The fibrous packing material 73 between the radiators, as well as the radiators themselves, are preferably made from a low thermal conductivity material, such as a ceramic. This minimizes axial heat transfer losses through the packing material and through the radiator walls. During operation a substantially isothermal steady state condition exists within the furnace in any plane through the enhanced heat transfer portion 58 perpendicular to the radiator axes. That is, at any cross-section taken perpendicular to the radiator axis, the packing material and the radiator walls reach approximately the same temperature at steady state; and thereby a maximum amount of the heat transferred to the radiators from the furnace gases by convection will be radiated into the reactors. In this regard, it is preferred that the radiators be made from a material which has a high emissivity, preferably at least 20 percent and most preferably at least 50 percent.

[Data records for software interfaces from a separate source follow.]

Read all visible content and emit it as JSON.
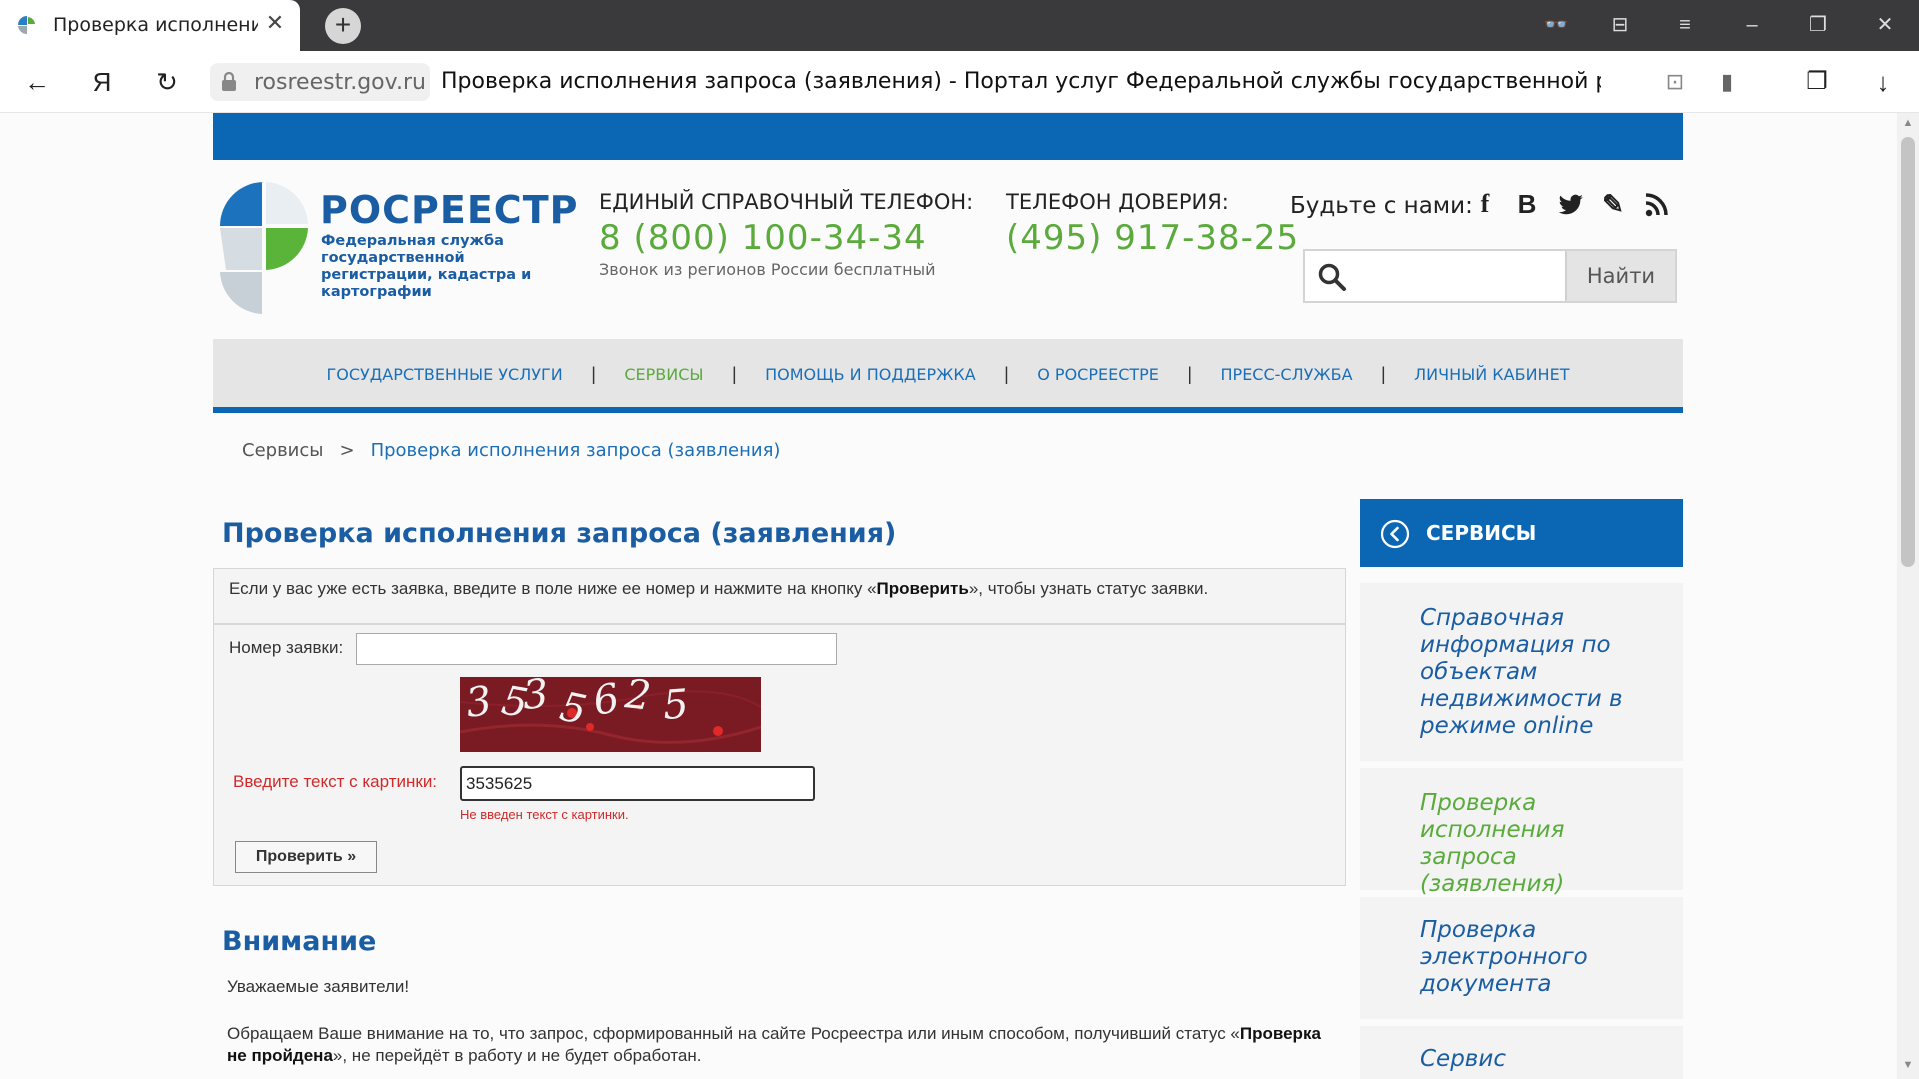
{
  "browser": {
    "tab_title": "Проверка исполнения запроса (заявления)",
    "tab_close": "✕",
    "new_tab": "+",
    "domain": "rosreestr.gov.ru",
    "page_title": "Проверка исполнения запроса (заявления) - Портал услуг Федеральной службы государственной регистрации, кадастра и картографии",
    "nav": {
      "back": "←",
      "yandex": "Я",
      "reload": "↻"
    },
    "right_icons": {
      "translate": "⊡",
      "bookmark": "▮",
      "collections": "❐",
      "download": "↓"
    },
    "window": {
      "reader": "👓",
      "bookmarks": "⊟",
      "menu": "≡",
      "minimize": "–",
      "restore": "❐",
      "close": "✕"
    }
  },
  "header": {
    "logo_name": "РОСРЕЕСТР",
    "logo_subtitle": "Федеральная служба государственной регистрации, кадастра и картографии",
    "hotline_label": "ЕДИНЫЙ СПРАВОЧНЫЙ ТЕЛЕФОН:",
    "hotline_number": "8 (800) 100-34-34",
    "hotline_note": "Звонок из регионов России бесплатный",
    "trust_label": "ТЕЛЕФОН ДОВЕРИЯ:",
    "trust_number": "(495) 917-38-25",
    "social_label": "Будьте с нами:",
    "social_icons": [
      "facebook-icon",
      "vk-icon",
      "twitter-icon",
      "livejournal-icon",
      "rss-icon"
    ],
    "social_glyphs": {
      "facebook": "f",
      "vk": "B",
      "twitter": "🐦",
      "livejournal": "✎",
      "rss": "◔"
    },
    "search_button": "Найти"
  },
  "menu": {
    "items": [
      {
        "label": "ГОСУДАРСТВЕННЫЕ УСЛУГИ"
      },
      {
        "label": "СЕРВИСЫ"
      },
      {
        "label": "ПОМОЩЬ И ПОДДЕРЖКА"
      },
      {
        "label": "О РОСРЕЕСТРЕ"
      },
      {
        "label": "ПРЕСС-СЛУЖБА"
      },
      {
        "label": "ЛИЧНЫЙ КАБИНЕТ"
      }
    ],
    "separator": "|"
  },
  "breadcrumb": {
    "first": "Сервисы",
    "separator": ">",
    "current": "Проверка исполнения запроса (заявления)"
  },
  "main": {
    "title": "Проверка исполнения запроса (заявления)",
    "intro_before": "Если у вас уже есть заявка, введите в поле ниже ее номер и нажмите на кнопку «",
    "intro_bold": "Проверить",
    "intro_after": "», чтобы узнать статус заявки.",
    "number_label": "Номер заявки:",
    "number_value": "",
    "captcha_text": "3535625",
    "captcha_label": "Введите текст с картинки:",
    "captcha_value": "3535625",
    "captcha_error": "Не введен текст с картинки.",
    "check_button": "Проверить »",
    "attention_title": "Внимание",
    "greeting": "Уважаемые заявители!",
    "notice_before": "Обращаем Ваше внимание на то, что запрос, сформированный на сайте Росреестра или иным способом, получивший статус «",
    "notice_bold": "Проверка не пройдена",
    "notice_after": "», не перейдёт в работу и не будет обработан."
  },
  "sidebar": {
    "title": "СЕРВИСЫ",
    "items": [
      {
        "label": "Справочная информация по объектам недвижимости в режиме online"
      },
      {
        "label": "Проверка исполнения запроса (заявления)"
      },
      {
        "label": "Проверка электронного документа"
      },
      {
        "label": "Сервис"
      }
    ]
  },
  "colors": {
    "brand_blue": "#0b67b4",
    "link_blue": "#1a6fb8",
    "accent_green": "#5aaa3c",
    "error_red": "#d02a2a"
  }
}
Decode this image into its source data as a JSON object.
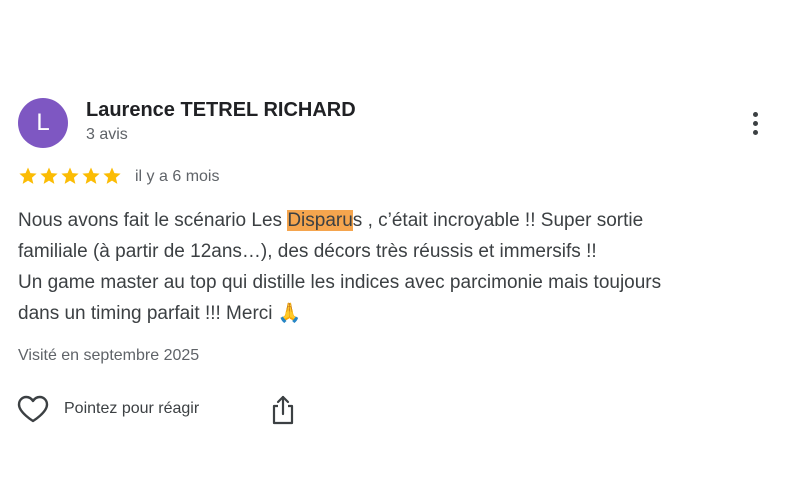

Ceramics for this purpose typically have emissivities of 50 percent and higher and are therefore preferred materials.
"Closely packed tubular reactors" as that phrase is used herein and in the claims, means a non-linear array of at least three closely spaced reactors wherein the array substantially fills the burner cavity volume and the reactors are substantially uniformly distributed and substantially uniformly spaced within the burner cavity volume and are closely spaced from each other.
Although in this exemplary embodiment the radiators are used in a catalytic reaction apparatus comprising closely packed tubular reactors, the radiator could also be used in a catalytic reaction apparatus having a single reactor; and such is contemplated as being within the scope of the present invention.
A single reactor 92 inches long and 9.0 inches in outer diameter was disposed within a test furnace volume. The lower half of the reactor was surrounded by a ceramic (made from alumina/silica fibers) radiator (emissivity 85%) having a 48 inch length, 11.5 inch outer diameter, and 9.4 inch inner diameter. The inner surface had twelve uniformly spaced apart helical grooves formed therein extending the length of the radiator. The pitch of each helical groove was 48 inches, the same as the length of the radiator. The cross-sectional shape of each groove was a 0.75 inch diameter semicircle. The total flow area between the radiator and reactor at any cross-section was about 8.5 in2. The sum of the groove cross-sectional areas at any cross-section was 2.7 in2. Thus the grooves provided about 32% of the cross-sectional flow area.
It should be understood by those skilled in the art that other various changes and omissions in the form and detail of the invention may be made without departing from the spirit and scope thereof.